THE eighteenth annual general meeting of the Great Western Railway Company was held on March 12th in London.

Mr. Charles J. Hambro (the chairman) in the course of his speech, said: At the last annual meeting the late chairman gave you a detailed account of the negotiations with H.M. Government in connexion with the terms of compensation to govern the control of the railways by the Minister of Transport, which culminated in the financial arrangements outlined in the White Paper issued by the Government ou February 7th last year. The completion of the agreement has had to be deferred in consequence of the introduction in the House of Commons in December last of the War Damage Bill.

I have been seriously concerned at the criticisms which from time to time have been directed against the railways in regard to the working of both passenger and freight trains. I am not referring to constructive criticism, which we all welcome, nor to specific com- plaints made to the companies by passengers and traders, which, I am glad to say, are far less numerous than might be expected. What I have in mind are public criticisms designed to create the impression that the railways are inefficient and that the only remedy is nationali- sation or some other form of public control. Whatever views one may hold on this question, this is not the time to waste the energies of those responsible for running the machine by an academic dis- cussion of the merits or demerits of alternative policies which might be adopted at some future date.

The increased volume of traffic which the railways have carried does not afford any true indication of the work performed by the railways, or the extent of the difficulties with which we have had to contend. The transport requirements under war conditions are, in fact, totally different from those for which we normally cater. The flow of the traffic has completely changed.
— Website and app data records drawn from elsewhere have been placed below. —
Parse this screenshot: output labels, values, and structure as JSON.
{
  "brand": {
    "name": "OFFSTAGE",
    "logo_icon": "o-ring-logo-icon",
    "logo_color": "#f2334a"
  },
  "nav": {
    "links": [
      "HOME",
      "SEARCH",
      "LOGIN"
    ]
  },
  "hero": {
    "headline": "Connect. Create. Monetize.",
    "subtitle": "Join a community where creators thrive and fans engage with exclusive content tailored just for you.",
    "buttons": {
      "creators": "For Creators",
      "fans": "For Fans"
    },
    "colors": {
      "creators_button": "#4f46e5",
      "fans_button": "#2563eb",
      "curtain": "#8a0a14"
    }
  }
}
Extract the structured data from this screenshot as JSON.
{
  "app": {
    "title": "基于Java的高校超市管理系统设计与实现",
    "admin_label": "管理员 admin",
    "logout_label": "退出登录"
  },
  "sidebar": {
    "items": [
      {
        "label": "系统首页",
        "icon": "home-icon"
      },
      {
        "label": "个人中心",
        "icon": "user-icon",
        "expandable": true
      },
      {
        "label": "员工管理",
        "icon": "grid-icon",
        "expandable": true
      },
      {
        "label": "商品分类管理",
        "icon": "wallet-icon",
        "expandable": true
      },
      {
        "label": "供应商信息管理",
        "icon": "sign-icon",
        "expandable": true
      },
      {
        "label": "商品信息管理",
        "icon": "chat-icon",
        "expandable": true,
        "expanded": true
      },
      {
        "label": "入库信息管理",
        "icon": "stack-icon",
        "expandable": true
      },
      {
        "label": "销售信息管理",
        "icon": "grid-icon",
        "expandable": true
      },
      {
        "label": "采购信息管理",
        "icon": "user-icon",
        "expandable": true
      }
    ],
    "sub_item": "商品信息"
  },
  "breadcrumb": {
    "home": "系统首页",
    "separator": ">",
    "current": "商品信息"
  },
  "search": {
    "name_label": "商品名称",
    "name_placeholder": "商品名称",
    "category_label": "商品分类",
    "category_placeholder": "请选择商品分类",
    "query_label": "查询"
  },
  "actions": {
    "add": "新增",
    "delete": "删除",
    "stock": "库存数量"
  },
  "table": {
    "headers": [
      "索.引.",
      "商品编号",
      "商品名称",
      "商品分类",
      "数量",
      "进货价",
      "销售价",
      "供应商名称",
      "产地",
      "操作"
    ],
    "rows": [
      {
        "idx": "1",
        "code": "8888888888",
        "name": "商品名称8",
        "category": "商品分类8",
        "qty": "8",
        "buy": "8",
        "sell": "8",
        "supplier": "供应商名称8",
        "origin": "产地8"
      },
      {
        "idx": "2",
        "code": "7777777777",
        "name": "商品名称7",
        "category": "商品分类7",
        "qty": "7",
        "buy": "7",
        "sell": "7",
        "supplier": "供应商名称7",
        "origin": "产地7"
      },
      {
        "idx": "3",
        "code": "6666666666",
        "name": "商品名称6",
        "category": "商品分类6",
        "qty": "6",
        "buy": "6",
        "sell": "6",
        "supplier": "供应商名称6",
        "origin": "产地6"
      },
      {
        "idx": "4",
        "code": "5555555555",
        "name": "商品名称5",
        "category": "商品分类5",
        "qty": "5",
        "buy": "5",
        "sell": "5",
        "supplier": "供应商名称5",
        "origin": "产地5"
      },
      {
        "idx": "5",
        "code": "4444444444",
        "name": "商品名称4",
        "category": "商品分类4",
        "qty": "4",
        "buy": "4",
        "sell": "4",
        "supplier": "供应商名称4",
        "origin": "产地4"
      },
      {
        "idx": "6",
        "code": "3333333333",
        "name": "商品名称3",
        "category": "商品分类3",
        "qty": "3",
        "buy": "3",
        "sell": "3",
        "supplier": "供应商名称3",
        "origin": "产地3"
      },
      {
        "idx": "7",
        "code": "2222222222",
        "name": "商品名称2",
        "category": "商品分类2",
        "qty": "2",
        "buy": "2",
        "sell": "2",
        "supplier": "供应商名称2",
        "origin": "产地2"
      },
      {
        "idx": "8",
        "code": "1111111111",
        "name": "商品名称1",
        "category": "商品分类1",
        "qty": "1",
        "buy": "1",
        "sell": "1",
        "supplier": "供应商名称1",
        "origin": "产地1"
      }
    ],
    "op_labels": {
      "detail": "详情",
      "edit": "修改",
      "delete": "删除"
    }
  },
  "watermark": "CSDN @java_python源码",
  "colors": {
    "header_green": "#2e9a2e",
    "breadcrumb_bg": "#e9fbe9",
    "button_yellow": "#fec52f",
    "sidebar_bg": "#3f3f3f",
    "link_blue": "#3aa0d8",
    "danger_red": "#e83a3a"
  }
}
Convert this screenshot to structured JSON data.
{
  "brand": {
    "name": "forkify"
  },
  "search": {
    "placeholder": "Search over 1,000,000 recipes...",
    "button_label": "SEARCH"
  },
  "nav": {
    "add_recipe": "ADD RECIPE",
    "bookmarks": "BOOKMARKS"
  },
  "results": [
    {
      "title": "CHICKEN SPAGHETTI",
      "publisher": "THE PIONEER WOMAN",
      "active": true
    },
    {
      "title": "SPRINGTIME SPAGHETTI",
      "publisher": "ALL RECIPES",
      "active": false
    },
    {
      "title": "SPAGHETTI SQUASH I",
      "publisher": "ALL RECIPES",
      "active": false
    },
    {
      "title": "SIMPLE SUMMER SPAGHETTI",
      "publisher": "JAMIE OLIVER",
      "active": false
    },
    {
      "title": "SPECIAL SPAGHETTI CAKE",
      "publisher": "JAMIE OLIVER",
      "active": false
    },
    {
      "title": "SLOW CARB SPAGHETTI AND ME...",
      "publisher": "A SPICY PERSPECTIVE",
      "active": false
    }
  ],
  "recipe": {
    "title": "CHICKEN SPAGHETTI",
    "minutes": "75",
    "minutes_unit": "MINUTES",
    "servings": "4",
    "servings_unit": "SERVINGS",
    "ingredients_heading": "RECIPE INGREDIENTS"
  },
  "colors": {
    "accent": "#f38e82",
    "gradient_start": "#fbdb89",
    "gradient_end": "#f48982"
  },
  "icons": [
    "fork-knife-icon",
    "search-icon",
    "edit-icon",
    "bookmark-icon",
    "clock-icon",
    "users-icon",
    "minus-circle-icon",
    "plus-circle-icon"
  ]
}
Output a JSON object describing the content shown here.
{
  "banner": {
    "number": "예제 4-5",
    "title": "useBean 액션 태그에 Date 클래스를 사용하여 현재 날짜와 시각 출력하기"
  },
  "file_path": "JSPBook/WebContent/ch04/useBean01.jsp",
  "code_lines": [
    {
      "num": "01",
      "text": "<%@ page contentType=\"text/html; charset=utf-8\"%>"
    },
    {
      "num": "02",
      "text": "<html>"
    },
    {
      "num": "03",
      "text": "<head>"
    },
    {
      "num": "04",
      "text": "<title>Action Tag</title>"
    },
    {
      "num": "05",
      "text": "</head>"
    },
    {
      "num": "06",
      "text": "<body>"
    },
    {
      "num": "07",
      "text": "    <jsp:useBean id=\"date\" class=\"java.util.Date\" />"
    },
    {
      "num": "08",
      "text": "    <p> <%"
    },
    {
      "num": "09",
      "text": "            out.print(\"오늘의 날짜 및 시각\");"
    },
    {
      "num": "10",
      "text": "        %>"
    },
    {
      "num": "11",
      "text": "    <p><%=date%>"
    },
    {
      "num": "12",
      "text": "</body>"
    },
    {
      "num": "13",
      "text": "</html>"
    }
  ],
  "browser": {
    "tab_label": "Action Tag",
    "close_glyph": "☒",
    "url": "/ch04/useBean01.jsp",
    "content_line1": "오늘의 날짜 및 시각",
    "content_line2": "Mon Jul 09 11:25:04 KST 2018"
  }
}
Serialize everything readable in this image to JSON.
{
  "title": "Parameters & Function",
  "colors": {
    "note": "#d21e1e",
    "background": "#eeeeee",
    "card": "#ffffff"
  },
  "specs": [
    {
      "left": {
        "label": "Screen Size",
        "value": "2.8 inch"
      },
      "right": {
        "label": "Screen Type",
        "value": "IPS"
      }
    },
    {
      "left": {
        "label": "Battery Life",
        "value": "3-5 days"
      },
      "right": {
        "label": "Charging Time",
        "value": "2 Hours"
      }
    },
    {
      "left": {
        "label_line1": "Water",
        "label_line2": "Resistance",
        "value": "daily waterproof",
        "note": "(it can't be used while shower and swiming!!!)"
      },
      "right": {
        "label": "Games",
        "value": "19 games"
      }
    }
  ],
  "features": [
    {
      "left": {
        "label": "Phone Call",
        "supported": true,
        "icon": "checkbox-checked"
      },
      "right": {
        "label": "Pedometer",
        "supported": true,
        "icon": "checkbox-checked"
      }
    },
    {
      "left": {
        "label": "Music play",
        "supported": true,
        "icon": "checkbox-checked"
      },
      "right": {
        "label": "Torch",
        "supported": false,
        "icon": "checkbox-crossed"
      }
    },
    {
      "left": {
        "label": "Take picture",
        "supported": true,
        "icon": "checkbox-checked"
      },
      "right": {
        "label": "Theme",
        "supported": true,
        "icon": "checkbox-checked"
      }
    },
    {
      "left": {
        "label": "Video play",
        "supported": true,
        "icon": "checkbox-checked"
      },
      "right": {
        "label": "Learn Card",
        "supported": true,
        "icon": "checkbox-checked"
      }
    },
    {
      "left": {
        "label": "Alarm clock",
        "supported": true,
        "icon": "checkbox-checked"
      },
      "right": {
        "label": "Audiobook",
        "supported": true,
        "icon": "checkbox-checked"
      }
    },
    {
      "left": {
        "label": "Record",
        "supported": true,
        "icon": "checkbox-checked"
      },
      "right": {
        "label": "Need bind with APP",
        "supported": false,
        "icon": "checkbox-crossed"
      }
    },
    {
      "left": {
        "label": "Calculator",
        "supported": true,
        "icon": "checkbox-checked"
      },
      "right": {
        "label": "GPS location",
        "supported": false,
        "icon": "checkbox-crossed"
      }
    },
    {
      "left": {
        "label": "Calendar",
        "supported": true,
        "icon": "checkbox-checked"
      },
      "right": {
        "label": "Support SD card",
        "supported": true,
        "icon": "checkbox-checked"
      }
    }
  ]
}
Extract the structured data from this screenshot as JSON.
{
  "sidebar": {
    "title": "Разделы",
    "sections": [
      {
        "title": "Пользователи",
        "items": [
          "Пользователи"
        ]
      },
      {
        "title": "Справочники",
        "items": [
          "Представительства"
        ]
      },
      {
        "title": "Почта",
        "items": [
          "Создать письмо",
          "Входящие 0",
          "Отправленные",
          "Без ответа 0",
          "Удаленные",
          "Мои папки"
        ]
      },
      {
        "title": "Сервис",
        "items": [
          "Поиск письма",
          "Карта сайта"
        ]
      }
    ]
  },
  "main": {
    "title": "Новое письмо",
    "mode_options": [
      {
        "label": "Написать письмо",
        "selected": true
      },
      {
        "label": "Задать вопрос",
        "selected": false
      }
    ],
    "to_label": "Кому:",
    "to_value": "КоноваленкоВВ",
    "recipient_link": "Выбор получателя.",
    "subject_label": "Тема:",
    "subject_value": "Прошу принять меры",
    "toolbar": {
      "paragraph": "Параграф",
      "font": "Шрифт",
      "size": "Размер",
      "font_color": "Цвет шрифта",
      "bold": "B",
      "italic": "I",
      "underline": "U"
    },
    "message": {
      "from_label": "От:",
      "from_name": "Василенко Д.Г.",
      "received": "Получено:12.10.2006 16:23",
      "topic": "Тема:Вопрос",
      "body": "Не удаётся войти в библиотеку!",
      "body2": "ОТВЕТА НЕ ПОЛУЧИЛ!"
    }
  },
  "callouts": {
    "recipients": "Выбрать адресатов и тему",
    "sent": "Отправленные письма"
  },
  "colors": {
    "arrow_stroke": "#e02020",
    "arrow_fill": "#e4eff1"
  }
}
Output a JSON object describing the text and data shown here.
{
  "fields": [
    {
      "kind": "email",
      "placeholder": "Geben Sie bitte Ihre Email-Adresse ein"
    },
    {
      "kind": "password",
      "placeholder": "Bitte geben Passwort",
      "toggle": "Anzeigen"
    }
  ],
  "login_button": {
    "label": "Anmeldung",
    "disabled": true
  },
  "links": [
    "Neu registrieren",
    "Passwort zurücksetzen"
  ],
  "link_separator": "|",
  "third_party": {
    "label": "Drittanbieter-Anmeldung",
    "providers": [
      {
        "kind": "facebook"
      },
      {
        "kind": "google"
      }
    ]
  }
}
Frequent complaints have been made about the shortage of house- hold coal, and our railway in particular has been strongly criticised because we have been unable in many cases to accept coal offered by a colliery and wanted by a customer. This is partly due to the fact that household coal has generally not been included in the list of traffics to which we have to afford priority, but mainly because our line facilities over certain routes, although ample under peace-time corditions, are inadequate for the vastly increased traffic which now has to be carried.

In peace time a very large quantity of the coal used in this country for domestic purposes is conveyed by sea, and whilst we all appreciate the magnificent services rendered by our seamen, we also realise that under war conditions coast-wise services must be curtailed. It is this curtailment which is the main cause of the present shortage of coal, and it is unfair in such circumstances to blame the railways for their inability to carry the additional coal required to make good the deficiency.

On the contrary, the railways are entitled to claim great credit for carrying many millions of additional tons of coal per annum to inland destinations, entailing long hauls over different routes already heavily loaded.

The report and accounts for the year 1940 were received and adopted.